Please return every line from the entries that has the string "Imagen" in it.
==== SUPPLIED ENTRIES
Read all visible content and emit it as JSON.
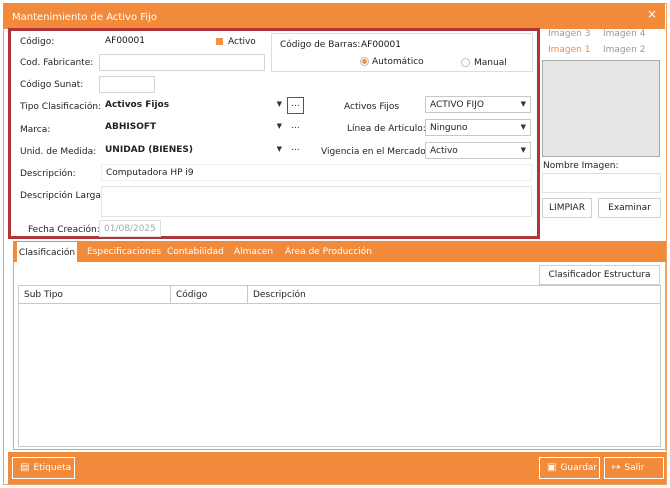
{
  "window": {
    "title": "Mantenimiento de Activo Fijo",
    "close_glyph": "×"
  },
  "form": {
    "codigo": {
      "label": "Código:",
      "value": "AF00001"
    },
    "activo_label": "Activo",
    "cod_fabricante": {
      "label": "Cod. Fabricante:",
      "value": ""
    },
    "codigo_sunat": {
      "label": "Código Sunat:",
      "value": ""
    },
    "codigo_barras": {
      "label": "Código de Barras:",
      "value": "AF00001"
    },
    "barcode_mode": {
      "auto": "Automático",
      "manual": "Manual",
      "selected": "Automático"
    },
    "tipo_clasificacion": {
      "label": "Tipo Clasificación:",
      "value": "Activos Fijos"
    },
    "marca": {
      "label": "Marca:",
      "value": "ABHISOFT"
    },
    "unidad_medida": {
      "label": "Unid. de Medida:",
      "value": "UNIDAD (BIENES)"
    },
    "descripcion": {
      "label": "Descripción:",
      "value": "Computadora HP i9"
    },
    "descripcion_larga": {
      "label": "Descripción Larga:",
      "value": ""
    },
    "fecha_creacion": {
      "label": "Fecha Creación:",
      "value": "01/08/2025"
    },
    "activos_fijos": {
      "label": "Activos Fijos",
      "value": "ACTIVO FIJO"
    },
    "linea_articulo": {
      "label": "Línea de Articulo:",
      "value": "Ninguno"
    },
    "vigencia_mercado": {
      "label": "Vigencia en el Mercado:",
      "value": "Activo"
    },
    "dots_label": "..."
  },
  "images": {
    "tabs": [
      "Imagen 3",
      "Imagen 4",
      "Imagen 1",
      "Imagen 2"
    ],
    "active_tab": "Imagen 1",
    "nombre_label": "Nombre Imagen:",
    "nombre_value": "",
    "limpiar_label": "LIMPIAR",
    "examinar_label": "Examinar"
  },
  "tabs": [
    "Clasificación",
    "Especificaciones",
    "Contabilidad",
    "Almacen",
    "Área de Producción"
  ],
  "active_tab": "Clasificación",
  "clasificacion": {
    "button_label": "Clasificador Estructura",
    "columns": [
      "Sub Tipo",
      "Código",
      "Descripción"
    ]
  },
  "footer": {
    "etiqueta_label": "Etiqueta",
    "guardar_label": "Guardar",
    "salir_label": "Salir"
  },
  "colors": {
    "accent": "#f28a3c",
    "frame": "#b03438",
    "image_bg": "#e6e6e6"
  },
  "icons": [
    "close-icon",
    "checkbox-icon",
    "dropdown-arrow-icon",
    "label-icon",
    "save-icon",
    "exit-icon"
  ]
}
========
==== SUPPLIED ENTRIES
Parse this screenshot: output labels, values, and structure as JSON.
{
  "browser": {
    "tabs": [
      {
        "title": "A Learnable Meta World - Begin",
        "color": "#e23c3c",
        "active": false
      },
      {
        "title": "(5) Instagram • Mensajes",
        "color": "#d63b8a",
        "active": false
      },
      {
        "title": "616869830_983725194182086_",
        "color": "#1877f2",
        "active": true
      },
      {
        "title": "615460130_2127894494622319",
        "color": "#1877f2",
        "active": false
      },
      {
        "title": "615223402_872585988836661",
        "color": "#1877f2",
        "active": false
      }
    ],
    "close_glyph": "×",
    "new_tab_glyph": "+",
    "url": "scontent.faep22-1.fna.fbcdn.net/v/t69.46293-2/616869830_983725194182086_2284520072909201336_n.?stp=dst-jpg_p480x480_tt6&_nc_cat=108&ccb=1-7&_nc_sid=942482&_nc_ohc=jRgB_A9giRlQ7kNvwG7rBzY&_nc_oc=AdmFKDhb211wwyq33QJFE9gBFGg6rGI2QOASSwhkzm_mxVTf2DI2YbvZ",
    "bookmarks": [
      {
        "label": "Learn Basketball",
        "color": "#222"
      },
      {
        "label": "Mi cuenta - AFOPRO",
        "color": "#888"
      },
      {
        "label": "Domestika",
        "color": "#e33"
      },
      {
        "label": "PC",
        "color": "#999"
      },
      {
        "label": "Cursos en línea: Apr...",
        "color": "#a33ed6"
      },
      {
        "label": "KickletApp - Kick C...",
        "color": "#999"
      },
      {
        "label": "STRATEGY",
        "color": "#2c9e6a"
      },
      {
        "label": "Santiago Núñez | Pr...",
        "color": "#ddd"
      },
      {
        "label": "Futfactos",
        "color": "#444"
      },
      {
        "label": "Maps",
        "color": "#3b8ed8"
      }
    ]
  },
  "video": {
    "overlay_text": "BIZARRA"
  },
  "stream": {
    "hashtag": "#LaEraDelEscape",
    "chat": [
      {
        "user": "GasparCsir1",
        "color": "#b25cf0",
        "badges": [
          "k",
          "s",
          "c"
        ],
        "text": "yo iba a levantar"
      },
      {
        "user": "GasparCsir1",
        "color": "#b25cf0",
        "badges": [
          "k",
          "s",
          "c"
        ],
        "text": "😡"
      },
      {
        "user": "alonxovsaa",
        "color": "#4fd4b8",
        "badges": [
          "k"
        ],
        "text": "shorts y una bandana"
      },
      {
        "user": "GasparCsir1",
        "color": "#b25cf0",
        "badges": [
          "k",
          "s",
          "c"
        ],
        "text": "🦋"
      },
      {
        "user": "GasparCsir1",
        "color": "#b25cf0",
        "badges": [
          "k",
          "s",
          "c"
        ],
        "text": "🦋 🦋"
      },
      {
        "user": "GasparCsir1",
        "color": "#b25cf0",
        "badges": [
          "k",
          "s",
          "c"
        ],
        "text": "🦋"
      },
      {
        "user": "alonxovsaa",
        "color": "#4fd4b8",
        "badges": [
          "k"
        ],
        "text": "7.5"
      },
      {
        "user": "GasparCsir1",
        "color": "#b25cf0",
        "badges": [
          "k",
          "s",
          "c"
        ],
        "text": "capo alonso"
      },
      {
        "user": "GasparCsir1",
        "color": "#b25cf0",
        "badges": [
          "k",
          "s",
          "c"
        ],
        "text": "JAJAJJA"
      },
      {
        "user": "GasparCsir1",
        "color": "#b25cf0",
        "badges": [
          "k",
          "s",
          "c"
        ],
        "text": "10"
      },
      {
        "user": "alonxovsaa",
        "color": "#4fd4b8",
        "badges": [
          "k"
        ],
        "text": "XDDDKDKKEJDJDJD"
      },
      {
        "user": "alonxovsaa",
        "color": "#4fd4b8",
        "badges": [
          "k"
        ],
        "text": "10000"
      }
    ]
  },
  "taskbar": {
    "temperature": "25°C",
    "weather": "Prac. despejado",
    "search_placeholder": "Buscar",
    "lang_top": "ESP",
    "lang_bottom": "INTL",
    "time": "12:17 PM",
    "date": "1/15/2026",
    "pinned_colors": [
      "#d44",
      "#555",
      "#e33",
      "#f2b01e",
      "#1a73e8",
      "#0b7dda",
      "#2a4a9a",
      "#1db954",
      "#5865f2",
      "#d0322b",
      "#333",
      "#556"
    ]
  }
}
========
SOLUTION FOR THIS EXERCISE »
      "Imagen 3",
      "Imagen 4",
      "Imagen 1",
      "Imagen 2"
    "active_tab": "Imagen 1",
    "nombre_label": "Nombre Imagen:",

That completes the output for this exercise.